What really surprised me though, was the size of the boot. I managed a weekly shop and a pushchair with ease and hand bags / changing bag sat on the floor by my toddlers feet. The boot shuts by the touch of a button on the inner edge and opens via the key so no getting your hands dirty too.
Been there, done that, got the smudge marks on my face.
Avoiding dirty hands is a bonus, believe me!
School picks up were a dream. With the boys having no hesitation at being seen in such a cool looking car, I was able to find and park in a spot at the busy school road thanks to the parking assist. The stereo is crystal clear too, so with a Spotify playlist set up on my iPhone, I linked it to the media settings using the touchpad and we were off. There’s also 2 usb changing points as well as the cigarette lighter style charging point so plenty of places to keep devices topped up on long journeys.
Volume and telephone answer and hang up buttons are on the steering wheel but you can also select the stereo volume from a dial in the centre. With everything to hand it meant all my attention was on the road. I didn’t find the information screen a distraction, incase you’re wondering, as you can change radio channels with your left hand on the touchpad at a position which doesn’t feel at all restrictive.
As an added extra, we were lucky to have the sun make an appearance during our weekend testing out the Mercedes so I opened up the panoramic sunroof and let the fresh air in. It’s probably the closest I’d like to get to a soft top while still appreciating all that nature has to offer while driving!
Is It Fuel Efficient?
This is a big car, so I naturally thought I’d pay the price in fuel.

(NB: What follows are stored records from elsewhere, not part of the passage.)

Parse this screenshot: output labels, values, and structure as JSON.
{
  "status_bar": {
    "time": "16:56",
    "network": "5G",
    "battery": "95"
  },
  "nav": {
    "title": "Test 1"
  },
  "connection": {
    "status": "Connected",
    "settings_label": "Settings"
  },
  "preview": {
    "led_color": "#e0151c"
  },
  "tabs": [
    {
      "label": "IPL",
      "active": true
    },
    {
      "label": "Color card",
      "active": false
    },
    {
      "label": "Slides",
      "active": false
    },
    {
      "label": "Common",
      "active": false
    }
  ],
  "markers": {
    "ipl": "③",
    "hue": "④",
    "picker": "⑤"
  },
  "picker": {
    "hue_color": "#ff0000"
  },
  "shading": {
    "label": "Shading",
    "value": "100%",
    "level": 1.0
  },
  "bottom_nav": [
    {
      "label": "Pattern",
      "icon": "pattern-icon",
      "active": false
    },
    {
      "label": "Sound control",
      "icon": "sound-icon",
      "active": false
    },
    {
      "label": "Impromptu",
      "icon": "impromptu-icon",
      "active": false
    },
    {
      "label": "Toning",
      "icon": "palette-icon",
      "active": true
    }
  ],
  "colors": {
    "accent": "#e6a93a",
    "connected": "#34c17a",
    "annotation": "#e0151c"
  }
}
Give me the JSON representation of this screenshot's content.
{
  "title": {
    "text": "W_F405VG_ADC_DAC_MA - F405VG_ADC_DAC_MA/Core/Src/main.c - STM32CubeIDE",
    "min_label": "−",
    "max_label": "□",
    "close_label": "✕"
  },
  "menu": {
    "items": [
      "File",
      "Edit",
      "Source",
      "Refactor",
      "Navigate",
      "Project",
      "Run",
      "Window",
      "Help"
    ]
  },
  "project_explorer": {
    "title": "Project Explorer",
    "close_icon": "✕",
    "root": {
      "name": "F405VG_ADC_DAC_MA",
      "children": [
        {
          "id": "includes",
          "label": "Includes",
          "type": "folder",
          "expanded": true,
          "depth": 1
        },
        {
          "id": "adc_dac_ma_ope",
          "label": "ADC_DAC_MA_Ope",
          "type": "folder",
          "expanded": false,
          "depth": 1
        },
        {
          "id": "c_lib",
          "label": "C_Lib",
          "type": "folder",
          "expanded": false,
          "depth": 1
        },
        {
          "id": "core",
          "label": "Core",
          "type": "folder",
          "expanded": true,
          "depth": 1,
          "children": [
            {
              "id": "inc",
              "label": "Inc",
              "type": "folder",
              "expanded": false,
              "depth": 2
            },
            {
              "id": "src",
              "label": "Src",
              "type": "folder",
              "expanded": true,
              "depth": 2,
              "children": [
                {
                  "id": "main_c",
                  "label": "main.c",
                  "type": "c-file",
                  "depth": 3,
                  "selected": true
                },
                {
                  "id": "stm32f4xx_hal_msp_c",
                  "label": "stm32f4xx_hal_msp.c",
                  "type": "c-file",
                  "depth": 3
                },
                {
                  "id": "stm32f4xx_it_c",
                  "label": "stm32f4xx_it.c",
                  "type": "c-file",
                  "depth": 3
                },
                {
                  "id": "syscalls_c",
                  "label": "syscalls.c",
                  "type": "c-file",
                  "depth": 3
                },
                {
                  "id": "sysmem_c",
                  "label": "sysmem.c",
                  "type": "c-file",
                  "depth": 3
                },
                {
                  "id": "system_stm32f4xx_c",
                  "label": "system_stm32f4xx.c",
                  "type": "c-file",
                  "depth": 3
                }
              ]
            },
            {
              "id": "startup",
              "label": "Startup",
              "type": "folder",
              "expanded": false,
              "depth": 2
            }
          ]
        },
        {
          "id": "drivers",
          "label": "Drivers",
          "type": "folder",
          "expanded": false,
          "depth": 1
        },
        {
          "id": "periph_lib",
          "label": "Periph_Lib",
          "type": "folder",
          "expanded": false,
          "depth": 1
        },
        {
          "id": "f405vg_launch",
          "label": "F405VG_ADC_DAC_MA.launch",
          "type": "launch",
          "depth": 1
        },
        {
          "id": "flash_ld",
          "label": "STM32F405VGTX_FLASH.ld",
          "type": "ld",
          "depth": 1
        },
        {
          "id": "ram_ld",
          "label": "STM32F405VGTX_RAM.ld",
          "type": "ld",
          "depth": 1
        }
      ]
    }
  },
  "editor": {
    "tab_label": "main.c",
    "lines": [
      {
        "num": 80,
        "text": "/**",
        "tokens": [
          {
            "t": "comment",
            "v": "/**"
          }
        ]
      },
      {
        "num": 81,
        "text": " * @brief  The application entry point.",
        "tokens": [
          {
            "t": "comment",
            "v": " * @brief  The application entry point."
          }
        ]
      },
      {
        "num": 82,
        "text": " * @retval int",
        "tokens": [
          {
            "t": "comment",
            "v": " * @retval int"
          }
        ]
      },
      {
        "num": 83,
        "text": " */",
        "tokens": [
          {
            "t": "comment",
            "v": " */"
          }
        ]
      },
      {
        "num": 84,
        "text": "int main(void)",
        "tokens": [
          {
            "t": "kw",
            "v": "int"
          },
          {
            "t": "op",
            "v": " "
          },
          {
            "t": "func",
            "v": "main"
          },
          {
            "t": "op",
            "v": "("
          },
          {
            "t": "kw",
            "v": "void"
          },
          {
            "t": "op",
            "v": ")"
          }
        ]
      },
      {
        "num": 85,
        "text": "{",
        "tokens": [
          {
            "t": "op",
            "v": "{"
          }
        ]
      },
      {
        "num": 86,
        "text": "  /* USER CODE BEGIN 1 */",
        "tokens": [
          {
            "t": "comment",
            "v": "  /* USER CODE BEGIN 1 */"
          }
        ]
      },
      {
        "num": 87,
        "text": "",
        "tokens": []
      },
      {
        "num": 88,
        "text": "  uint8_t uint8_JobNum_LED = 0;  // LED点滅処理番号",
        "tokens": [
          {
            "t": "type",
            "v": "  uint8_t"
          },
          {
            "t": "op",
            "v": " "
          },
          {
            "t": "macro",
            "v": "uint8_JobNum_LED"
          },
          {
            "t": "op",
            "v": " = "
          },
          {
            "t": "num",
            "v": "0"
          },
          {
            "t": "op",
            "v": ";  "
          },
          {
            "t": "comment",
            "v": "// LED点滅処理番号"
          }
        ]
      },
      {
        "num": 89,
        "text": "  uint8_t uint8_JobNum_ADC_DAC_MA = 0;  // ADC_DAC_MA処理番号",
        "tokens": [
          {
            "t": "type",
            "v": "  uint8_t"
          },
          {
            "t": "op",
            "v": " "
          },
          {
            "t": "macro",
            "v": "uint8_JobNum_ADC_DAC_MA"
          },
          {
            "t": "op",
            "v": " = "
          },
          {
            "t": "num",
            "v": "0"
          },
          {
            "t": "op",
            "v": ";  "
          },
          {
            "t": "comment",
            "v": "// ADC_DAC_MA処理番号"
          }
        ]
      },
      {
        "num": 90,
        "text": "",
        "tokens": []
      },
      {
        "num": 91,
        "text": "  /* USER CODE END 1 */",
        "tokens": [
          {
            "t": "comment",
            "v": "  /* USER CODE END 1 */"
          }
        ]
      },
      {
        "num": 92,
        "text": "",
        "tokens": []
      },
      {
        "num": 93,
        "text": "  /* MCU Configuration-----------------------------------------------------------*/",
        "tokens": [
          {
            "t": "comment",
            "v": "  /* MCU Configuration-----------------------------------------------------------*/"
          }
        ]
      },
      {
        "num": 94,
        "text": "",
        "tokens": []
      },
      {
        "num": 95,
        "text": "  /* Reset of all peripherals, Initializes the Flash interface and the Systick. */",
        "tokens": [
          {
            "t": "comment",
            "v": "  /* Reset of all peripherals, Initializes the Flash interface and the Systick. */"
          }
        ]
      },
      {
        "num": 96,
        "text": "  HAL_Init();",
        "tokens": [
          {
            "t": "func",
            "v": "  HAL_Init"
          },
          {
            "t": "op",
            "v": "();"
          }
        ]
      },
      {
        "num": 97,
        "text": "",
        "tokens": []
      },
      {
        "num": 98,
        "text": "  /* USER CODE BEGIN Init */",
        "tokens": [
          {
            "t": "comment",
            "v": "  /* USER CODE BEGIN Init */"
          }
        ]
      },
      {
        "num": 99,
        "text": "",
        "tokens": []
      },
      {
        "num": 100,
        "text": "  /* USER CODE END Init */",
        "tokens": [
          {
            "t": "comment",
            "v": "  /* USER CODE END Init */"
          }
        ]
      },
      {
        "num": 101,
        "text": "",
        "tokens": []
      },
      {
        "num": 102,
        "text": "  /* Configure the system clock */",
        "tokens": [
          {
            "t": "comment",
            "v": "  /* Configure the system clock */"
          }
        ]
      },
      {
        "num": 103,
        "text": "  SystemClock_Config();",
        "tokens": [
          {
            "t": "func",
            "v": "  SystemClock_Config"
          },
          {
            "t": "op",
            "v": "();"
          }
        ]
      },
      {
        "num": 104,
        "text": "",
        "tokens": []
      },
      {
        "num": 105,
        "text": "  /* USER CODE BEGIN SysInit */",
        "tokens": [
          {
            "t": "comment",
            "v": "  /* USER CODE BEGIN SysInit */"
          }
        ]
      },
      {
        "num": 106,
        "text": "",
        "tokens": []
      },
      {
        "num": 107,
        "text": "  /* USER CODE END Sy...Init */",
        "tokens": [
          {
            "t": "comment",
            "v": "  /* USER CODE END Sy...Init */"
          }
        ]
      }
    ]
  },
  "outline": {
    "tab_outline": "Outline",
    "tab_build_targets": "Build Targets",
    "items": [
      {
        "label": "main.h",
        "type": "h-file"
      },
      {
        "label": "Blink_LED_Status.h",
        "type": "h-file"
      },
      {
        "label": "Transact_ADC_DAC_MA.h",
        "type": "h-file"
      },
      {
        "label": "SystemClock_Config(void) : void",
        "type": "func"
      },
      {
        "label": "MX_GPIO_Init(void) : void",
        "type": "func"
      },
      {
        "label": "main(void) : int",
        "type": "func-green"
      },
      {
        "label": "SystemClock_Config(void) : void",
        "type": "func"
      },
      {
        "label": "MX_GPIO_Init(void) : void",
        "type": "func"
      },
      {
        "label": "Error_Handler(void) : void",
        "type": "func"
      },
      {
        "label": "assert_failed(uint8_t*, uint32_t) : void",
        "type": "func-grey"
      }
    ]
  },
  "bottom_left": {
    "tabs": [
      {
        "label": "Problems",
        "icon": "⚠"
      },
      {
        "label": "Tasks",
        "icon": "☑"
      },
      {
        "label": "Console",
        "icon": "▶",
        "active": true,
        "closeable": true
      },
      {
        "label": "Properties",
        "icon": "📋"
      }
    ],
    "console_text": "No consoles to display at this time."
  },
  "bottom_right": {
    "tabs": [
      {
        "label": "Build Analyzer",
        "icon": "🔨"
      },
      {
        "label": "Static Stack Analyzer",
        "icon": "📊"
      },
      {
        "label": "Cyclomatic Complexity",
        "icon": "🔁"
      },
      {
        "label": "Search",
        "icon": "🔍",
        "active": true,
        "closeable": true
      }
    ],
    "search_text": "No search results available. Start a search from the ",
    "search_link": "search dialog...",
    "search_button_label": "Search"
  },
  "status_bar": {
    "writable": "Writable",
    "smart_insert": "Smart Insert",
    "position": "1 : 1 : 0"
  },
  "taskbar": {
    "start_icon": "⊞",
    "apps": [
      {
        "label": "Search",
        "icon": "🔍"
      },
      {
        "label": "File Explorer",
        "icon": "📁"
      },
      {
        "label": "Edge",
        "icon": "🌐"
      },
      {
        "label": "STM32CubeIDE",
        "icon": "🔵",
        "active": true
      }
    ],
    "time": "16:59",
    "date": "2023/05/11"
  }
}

Wrong! The information panel records how much you’ve used and relays it in a graph style and as you drive the information panel shows how much you’re using. I cruised along at 50 – 60 mph on the A roads & 70 mph on the motorway with an average fuel consumption of 80 mpg. You do see if dive down to the 30 mpg mark when knocking the accelerator into touch to get up steep hills and over taking but generally it sat at the 80 mark. As a money savvy mum those stats made me smile.
And the bad……
Ok, I’ll level with you. I wanted to find a fault to make this a full and honest review so I dug deep and found it. Yes it, Just 1. There’s no rear wiper. For the best part of 2o minutes on the second day I tried every control and consulted the car manual to find where the bloody thing was. The back window needed clearing of morning dew and despite the large side mirrors giving me a clear view of what was behind, (which I noticed drop down when in reverse so you can a good view of everything around, so cool!) I still wanted that window cleared.
Then I flicked on the rear demister and hey presto, problem solved! So no, there’s no bad points. I lied.
The Mercedes C-Class In A Nutshell
I’ll go as far to say that this has been one of the most enjoyable cars I’ve ever driven. It’s comfortable for all passengers, the drive is unbelievably smooth, it corners like a dream and it’ll get you out of trouble taking over the odd tractor or cyclist. Once behind the wheel you don’t feel like you’re driving a big car and with all the seat adjustments you can comfortably manage long journeys with ease.
It looks good, it feels good and I felt safe. So would I suggest it as a family car?
Does a bear……….